Like good leaders, good politicians are rare but possible

Friday November 22 2019

leader

To change politics for the better, directly challenge ethnicist, extremist, and xenophobic narratives in your campaigns. Build a narrative on sound principles that are translatable into political commitment and action. FOTOSEARCH 

By The EastAfrican

What are the qualities of a good politician? What would a politician who wanted to change politics for the better do?

The world has a fairly large share of populists, xenophobes, ethnicists, and extremists, many born of or feeding from hateful political rhetoric from bad politicians.

To change politics for the better, directly challenge ethnicist, extremist, and xenophobic narratives in your campaigns. Build a narrative on sound principles that are translatable into political commitment and action.

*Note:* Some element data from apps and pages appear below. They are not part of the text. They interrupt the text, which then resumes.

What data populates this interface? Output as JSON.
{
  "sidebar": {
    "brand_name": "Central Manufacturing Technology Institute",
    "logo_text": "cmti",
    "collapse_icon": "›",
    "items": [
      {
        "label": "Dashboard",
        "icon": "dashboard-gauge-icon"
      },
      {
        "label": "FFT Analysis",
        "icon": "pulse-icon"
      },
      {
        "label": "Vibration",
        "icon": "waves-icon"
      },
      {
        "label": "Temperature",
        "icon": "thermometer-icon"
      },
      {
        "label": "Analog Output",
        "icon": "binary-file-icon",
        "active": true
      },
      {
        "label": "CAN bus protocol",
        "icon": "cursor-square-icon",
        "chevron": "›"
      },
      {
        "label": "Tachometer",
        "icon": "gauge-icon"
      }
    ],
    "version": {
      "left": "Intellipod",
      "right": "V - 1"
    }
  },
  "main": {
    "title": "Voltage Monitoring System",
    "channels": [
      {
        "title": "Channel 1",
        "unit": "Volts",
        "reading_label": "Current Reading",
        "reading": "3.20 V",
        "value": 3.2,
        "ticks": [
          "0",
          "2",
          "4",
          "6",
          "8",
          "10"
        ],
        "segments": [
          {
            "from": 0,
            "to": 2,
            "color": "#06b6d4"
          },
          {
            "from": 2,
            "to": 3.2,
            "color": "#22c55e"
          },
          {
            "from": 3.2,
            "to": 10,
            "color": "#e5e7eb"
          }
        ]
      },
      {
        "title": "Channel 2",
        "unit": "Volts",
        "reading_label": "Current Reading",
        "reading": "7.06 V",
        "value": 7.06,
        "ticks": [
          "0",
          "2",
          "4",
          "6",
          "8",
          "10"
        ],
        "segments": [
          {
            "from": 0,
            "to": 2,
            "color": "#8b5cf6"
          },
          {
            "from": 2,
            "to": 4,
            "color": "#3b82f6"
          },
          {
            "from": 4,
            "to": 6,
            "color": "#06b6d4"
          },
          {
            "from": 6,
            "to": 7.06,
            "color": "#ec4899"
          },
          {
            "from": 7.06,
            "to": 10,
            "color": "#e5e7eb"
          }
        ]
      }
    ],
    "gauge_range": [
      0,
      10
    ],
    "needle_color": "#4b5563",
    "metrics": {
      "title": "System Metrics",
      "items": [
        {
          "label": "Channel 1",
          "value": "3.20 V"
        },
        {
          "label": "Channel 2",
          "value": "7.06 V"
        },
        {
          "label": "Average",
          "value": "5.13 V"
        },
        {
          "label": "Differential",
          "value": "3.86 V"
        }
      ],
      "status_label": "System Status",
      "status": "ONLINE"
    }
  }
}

Many divided societies lack alternative voices of leadership that are not tied to a particular narrow group, but are rather focused on promoting and valuing diversity.

Make your objective - changing politics for the better - a part of everyday practice, not just a segment of work you do for two hours in a week.

If you do this well, you will see results in people relating to each other better in public transport, in markets and, in fact, as part of their day-to-day lives.

Advertisement

Maybe the ethnic or religious communities you wish to serve have developed separately as identities without any contact.

In Africa, when this separation is based on skin colour, it is mostly as a consequence of colonial policies, which result in both spatial and social segregation.

However, this separation is usually not complete because in every Caucasian and Asian home, the African is always present in the ubiquitous role of an apron or uniform-clad domestic servant.

Separation of people on the basis of skin colour, ethnicity, or religion creates preferential treatment and fear, real or imagined, of each other.

Many black Africans are divided by class. Sometimes the divisions are an aftermath of violence, with people segregating themselves into separate spheres. This segregation becomes dangerous when supported by separate education, social, cultural, and employment patterns.

There can be no shared experiences or knowledge of each other’s values so long as people are in contact with only those who look like them.

Build the resilience of divided communities by promoting meaningful interaction, breaking down myths and stereotypes.

Segregation in local communities creates potentially dangerous extremist ethnic and religious identities. Local context is always significant in informing national and international narratives.

Bad politicians thriving on hate allow prejudices and stereotypes, baptised as “threats to cultural identity”, to fester. They refuse to promote mutual understanding, allowing and sometimes even encouraging extremism. They situate themselves as the protectors of the community’s identity from “others”. They ensure people live in fear of the “other” in order to maintain the conditions under which discrimination and inequities bloom.

A good politician appreciates people’s different backgrounds and circumstances, and draws up plans to create economic and educational opportunities plus equal access to resources.

He or she tackles inequalities and develops positive relationships between people from different ethnic and religious backgrounds by involving them in joint community activities.

If elected, a good politician will build or improve trust in institutions, open them up to public scrutiny, and ensure they act fairly in their treatment of people regardless of their skin colour and/or ethnic background.

He or she will address structural inequalities, ensuring that children of all ethnicities and religions mix together in schools. A good politician should harmonise or create anti-discrimination legislation in all areas that encourage differences.

When people spend time with each other they focus more on what they have in common rather than their differences. So, speak consistently about a common vision of belonging for all communities. Let people know what their shared sense of contribution to this vision is.

Consistently counter their negative views. Most research focuses on polarised societies. Unfortunately, there are not many corresponding studies on points of interaction between divided communities.

Do the opposite, providing reports on social interaction based on different parameters between groups of people such as gender, religion, ethnicity, and age. That would be a positive contribution to good politics!

Wairimu Nderitu is the author of Beyond Ethnicism. Mukami Kimathi, Mau Mau Freedom Fighter and Kenya: Bridging Ethnic Divides, info@mdahalo.org

Advertisement